If you press "Click to view objectionable image" you can enhance this post with an image.

But, I warn you, DO NOT PRESS THE LINK unless you are over twenty-one and have the moral fortitude of on ox. You need the moral fortitude of an ox to see this image, I tell-ya. The moral fortitude of an ox.

Simply by including such seductive images in this post (in words of John Valentine R-Orem) "we are crossing that line we should not be crossing."

Click to view objectionable image

As noted in the past. Utah Republicans use free market rhetoric to gain power, then actively suppress debate about substantive free market reform. For example, in five years I've been unable to find a single Utah Republican willing to spend an afternoon to talk about free market health care reform. Any attempts to start a discussion is kicked to the ground.

You would think people who use free market rhetoric to gain power would welcome discussion of free market reform. Oppressive conservatives will not tolerate discussions that give people control of their own health care. Since people are not allowed to discuss freedom to control the care for their own body, it brings up the question what are people allowed to talk about here in the Arch-Conservative state of Zion?

Well, there is the ever-important issue of legislating morality.

In 2009, to protect Utah citizens from bearing witness to the sin of pouring wine into a glass, the Arch-Conservative Utah legislature passed a law requiring restaurants to install a thing called a "Zion Curtain."

So, in the heart of a recession, restaurants were required to install expensive barriers that serve no function beyond appeasing the the self-righteousness of Conservative legislature. The law has been unevenly applied. Some restaurants were forced into expensive remodeling projects and others given a pass.

Restaurants have united against the law and have forced enough of the legislature to reconsider the hypocrisy. This stupid law is being reconsidered in 2013.

Mormons are people who whine about ObamaCare while routinely engaging in the same totalitarian thinking. Meanwhile, Independents like me see the Republican Party as disgusting as the Democratic Party.

Friday, March 01, 2013

Tea Party v. Groomed GOP

Yes, some of the Tea Party candidates were silly and were unelectable.

Need I remind you? An extremely large number of the groomed candidates have proven disastrous as well.

Mitt Romney was groomed for the presidency from birth. He fit the image of electability to a tee, and lost big time in 2012.  Many Republicans went down on the coattails of Romney.

In contrast, during the Tea Party election of 2010, there was palpable energy and all elements of the Republican rose with the enthusiasm.

The most disastrous episode in Republican history was the Bush Administration. The Bush administration was a solid 8 years of groomed candidates who held re-election over ideals. The Bush Administration expanded government at every turn. Increased spending to buy re-election.

When all was said and done, the Republican Party was left with nothing but scandal with Obama and the Democrats winning a super majority.

The idea that electability trumps ideals is wrong on two levels.
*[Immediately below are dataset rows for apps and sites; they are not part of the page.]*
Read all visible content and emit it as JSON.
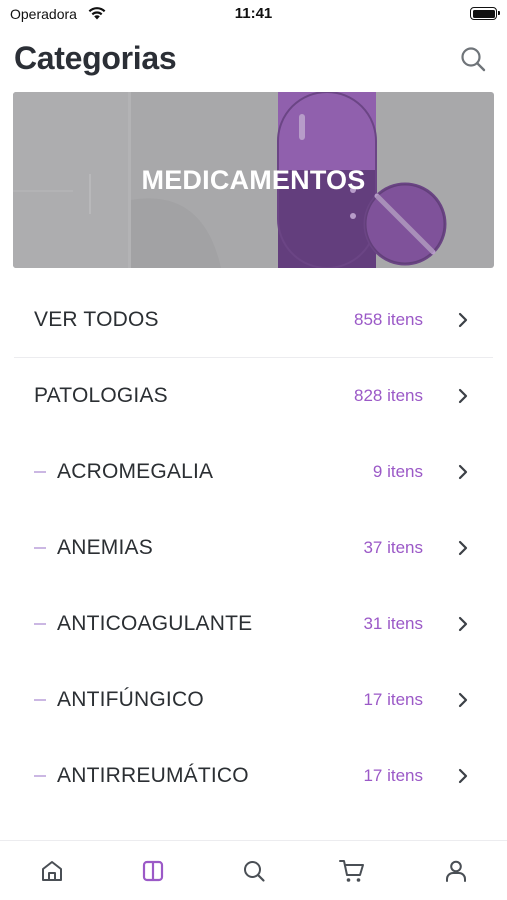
{
  "status_bar": {
    "carrier": "Operadora",
    "time": "11:41"
  },
  "header": {
    "title": "Categorias",
    "search_icon": "search-icon"
  },
  "banner": {
    "title": "MEDICAMENTOS",
    "image": "capsule-pills-illustration"
  },
  "colors": {
    "accent": "#9b59c7",
    "text": "#2b2f33",
    "divider": "#ececef",
    "banner_bg": "#a8a8aa"
  },
  "categories": [
    {
      "label": "VER TODOS",
      "count": "858 itens",
      "sub": false
    },
    {
      "label": "PATOLOGIAS",
      "count": "828 itens",
      "sub": false
    },
    {
      "label": "ACROMEGALIA",
      "count": "9 itens",
      "sub": true
    },
    {
      "label": "ANEMIAS",
      "count": "37 itens",
      "sub": true
    },
    {
      "label": "ANTICOAGULANTE",
      "count": "31 itens",
      "sub": true
    },
    {
      "label": "ANTIFÚNGICO",
      "count": "17 itens",
      "sub": true
    },
    {
      "label": "ANTIRREUMÁTICO",
      "count": "17 itens",
      "sub": true
    }
  ],
  "tab_bar": {
    "active": "categories",
    "tabs": [
      {
        "id": "home",
        "icon": "home-icon"
      },
      {
        "id": "categories",
        "icon": "columns-icon"
      },
      {
        "id": "search",
        "icon": "search-icon"
      },
      {
        "id": "cart",
        "icon": "cart-icon"
      },
      {
        "id": "profile",
        "icon": "user-icon"
      }
    ]
  }
}
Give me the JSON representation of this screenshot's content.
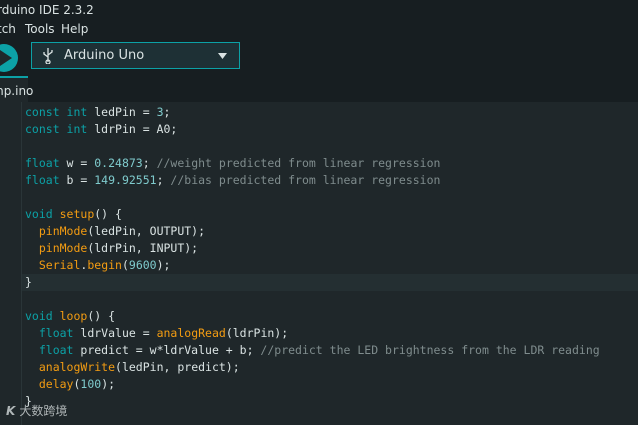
{
  "window": {
    "title": "rduino IDE 2.3.2"
  },
  "menu": {
    "items": [
      "tch",
      "Tools",
      "Help"
    ]
  },
  "toolbar": {
    "board_label": "Arduino Uno",
    "board_icon": "usb-icon",
    "caret_icon": "caret-down-icon",
    "verify_icon": "play-arrow-icon"
  },
  "tabs": [
    {
      "label": "mp.ino"
    }
  ],
  "colors": {
    "accent": "#0ca1a6",
    "keyword": "#0ca1a6",
    "function": "#f39c12",
    "number": "#7fcbcd",
    "comment": "#7f8c8d",
    "text": "#dae3e3"
  },
  "code_lines": [
    [
      [
        "kw",
        "const "
      ],
      [
        "kw",
        "int "
      ],
      [
        "plain",
        "ledPin = "
      ],
      [
        "num",
        "3"
      ],
      [
        "plain",
        ";"
      ]
    ],
    [
      [
        "kw",
        "const "
      ],
      [
        "kw",
        "int "
      ],
      [
        "plain",
        "ldrPin = A0;"
      ]
    ],
    [],
    [
      [
        "kw",
        "float "
      ],
      [
        "plain",
        "w = "
      ],
      [
        "num",
        "0.24873"
      ],
      [
        "plain",
        "; "
      ],
      [
        "cmt",
        "//weight predicted from linear regression"
      ]
    ],
    [
      [
        "kw",
        "float "
      ],
      [
        "plain",
        "b = "
      ],
      [
        "num",
        "149.92551"
      ],
      [
        "plain",
        "; "
      ],
      [
        "cmt",
        "//bias predicted from linear regression"
      ]
    ],
    [],
    [
      [
        "kw",
        "void "
      ],
      [
        "fn",
        "setup"
      ],
      [
        "plain",
        "() {"
      ]
    ],
    [
      [
        "plain",
        "  "
      ],
      [
        "fn",
        "pinMode"
      ],
      [
        "plain",
        "(ledPin, OUTPUT);"
      ]
    ],
    [
      [
        "plain",
        "  "
      ],
      [
        "fn",
        "pinMode"
      ],
      [
        "plain",
        "(ldrPin, INPUT);"
      ]
    ],
    [
      [
        "plain",
        "  "
      ],
      [
        "fn",
        "Serial"
      ],
      [
        "plain",
        "."
      ],
      [
        "fn",
        "begin"
      ],
      [
        "plain",
        "("
      ],
      [
        "num",
        "9600"
      ],
      [
        "plain",
        ");"
      ]
    ],
    [
      [
        "plain",
        "}"
      ]
    ],
    [],
    [
      [
        "kw",
        "void "
      ],
      [
        "fn",
        "loop"
      ],
      [
        "plain",
        "() {"
      ]
    ],
    [
      [
        "plain",
        "  "
      ],
      [
        "kw",
        "float "
      ],
      [
        "plain",
        "ldrValue = "
      ],
      [
        "fn",
        "analogRead"
      ],
      [
        "plain",
        "(ldrPin);"
      ]
    ],
    [
      [
        "plain",
        "  "
      ],
      [
        "kw",
        "float "
      ],
      [
        "plain",
        "predict = w*ldrValue + b; "
      ],
      [
        "cmt",
        "//predict the LED brightness from the LDR reading"
      ]
    ],
    [
      [
        "plain",
        "  "
      ],
      [
        "fn",
        "analogWrite"
      ],
      [
        "plain",
        "(ledPin, predict);"
      ]
    ],
    [
      [
        "plain",
        "  "
      ],
      [
        "fn",
        "delay"
      ],
      [
        "plain",
        "("
      ],
      [
        "num",
        "100"
      ],
      [
        "plain",
        ");"
      ]
    ],
    [
      [
        "plain",
        "}"
      ]
    ]
  ],
  "watermark": {
    "logo": "K",
    "text": "大数跨境"
  }
}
A long history of scandals has proven that groomed candidates are as likely to be flawed as idealistic Tea Party candidates.
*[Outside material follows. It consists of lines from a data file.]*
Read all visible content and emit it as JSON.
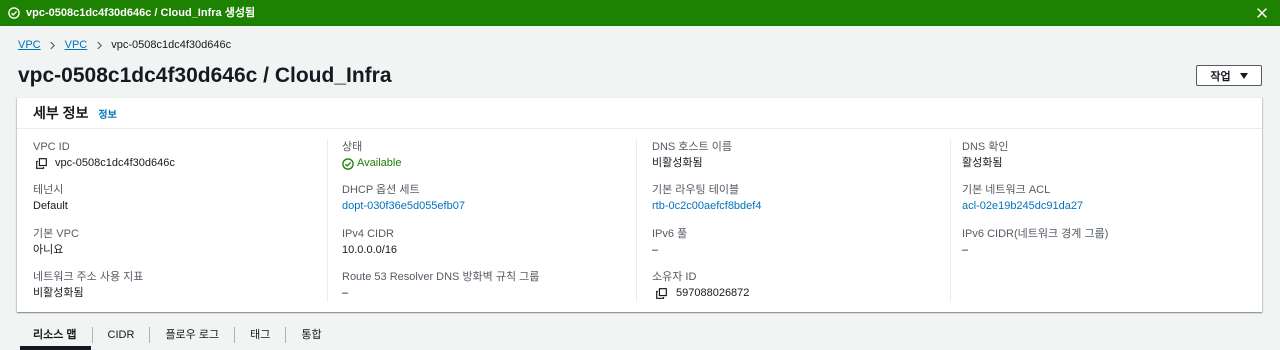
{
  "theme": {
    "success_color": "#1d8102",
    "link_color": "#0073bb",
    "text_color": "#16191f",
    "label_color": "#545b64",
    "page_bg": "#f2f3f3"
  },
  "banner": {
    "type": "success",
    "icon": "check-circle-icon",
    "message": "vpc-0508c1dc4f30d646c / Cloud_Infra 생성됨",
    "dismiss_icon": "close-icon"
  },
  "breadcrumb": {
    "separator_icon": "chevron-right-icon",
    "items": [
      {
        "label": "VPC",
        "link": true
      },
      {
        "label": "VPC",
        "link": true
      },
      {
        "label": "vpc-0508c1dc4f30d646c",
        "link": false
      }
    ]
  },
  "header": {
    "title": "vpc-0508c1dc4f30d646c / Cloud_Infra",
    "actions_button": {
      "label": "작업",
      "icon": "caret-down-icon"
    }
  },
  "details": {
    "title": "세부 정보",
    "info_link": "정보",
    "columns": [
      [
        {
          "label": "VPC ID",
          "value": "vpc-0508c1dc4f30d646c",
          "icon": "copy-icon"
        },
        {
          "label": "테넌시",
          "value": "Default"
        },
        {
          "label": "기본 VPC",
          "value": "아니요"
        },
        {
          "label": "네트워크 주소 사용 지표",
          "value": "비활성화됨"
        }
      ],
      [
        {
          "label": "상태",
          "value": "Available",
          "icon": "status-success-icon"
        },
        {
          "label": "DHCP 옵션 세트",
          "value": "dopt-030f36e5d055efb07",
          "link": true
        },
        {
          "label": "IPv4 CIDR",
          "value": "10.0.0.0/16"
        },
        {
          "label": "Route 53 Resolver DNS 방화벽 규칙 그룹",
          "value": "–"
        }
      ],
      [
        {
          "label": "DNS 호스트 이름",
          "value": "비활성화됨"
        },
        {
          "label": "기본 라우팅 테이블",
          "value": "rtb-0c2c00aefcf8bdef4",
          "link": true
        },
        {
          "label": "IPv6 풀",
          "value": "–"
        },
        {
          "label": "소유자 ID",
          "value": "597088026872",
          "icon": "copy-icon"
        }
      ],
      [
        {
          "label": "DNS 확인",
          "value": "활성화됨"
        },
        {
          "label": "기본 네트워크 ACL",
          "value": "acl-02e19b245dc91da27",
          "link": true
        },
        {
          "label": "IPv6 CIDR(네트워크 경계 그룹)",
          "value": "–"
        }
      ]
    ]
  },
  "tabs": [
    {
      "label": "리소스 맵",
      "active": true
    },
    {
      "label": "CIDR",
      "active": false
    },
    {
      "label": "플로우 로그",
      "active": false
    },
    {
      "label": "태그",
      "active": false
    },
    {
      "label": "통합",
      "active": false
    }
  ]
}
When groomed candidates win, they are more likely to sell out the ideals of a free society than the idealistic ones.

Republicans won big in 2010 when people were talking about ideals.

Republicans lost in 2012 and 2008 when grooming was the primary concern.

Both Romney and McCain were perfectly groomed. Both matched the Republican ideal of an electable candidate.

Both lost.

In the long run, winning the war of ideas is far more important than any given candidacy. The freedom movement would do well to get off this kick that electability matters more than ideas and discuss ideas.

NOTE: For the last five years I've been hoping to find a group of people willing to meet and talk about free market health care?

I confess. I am an independent and not a Republican. I think the GOP should be ashamed that people who want to talk about free market ideals are completely shut out. I spent every penny I had and drove over 10,000 to find some one in the Republican Party interested in overturning PPACA.

If I was a member of the GOP, I would be ashamed of my party for shutting people out like it does.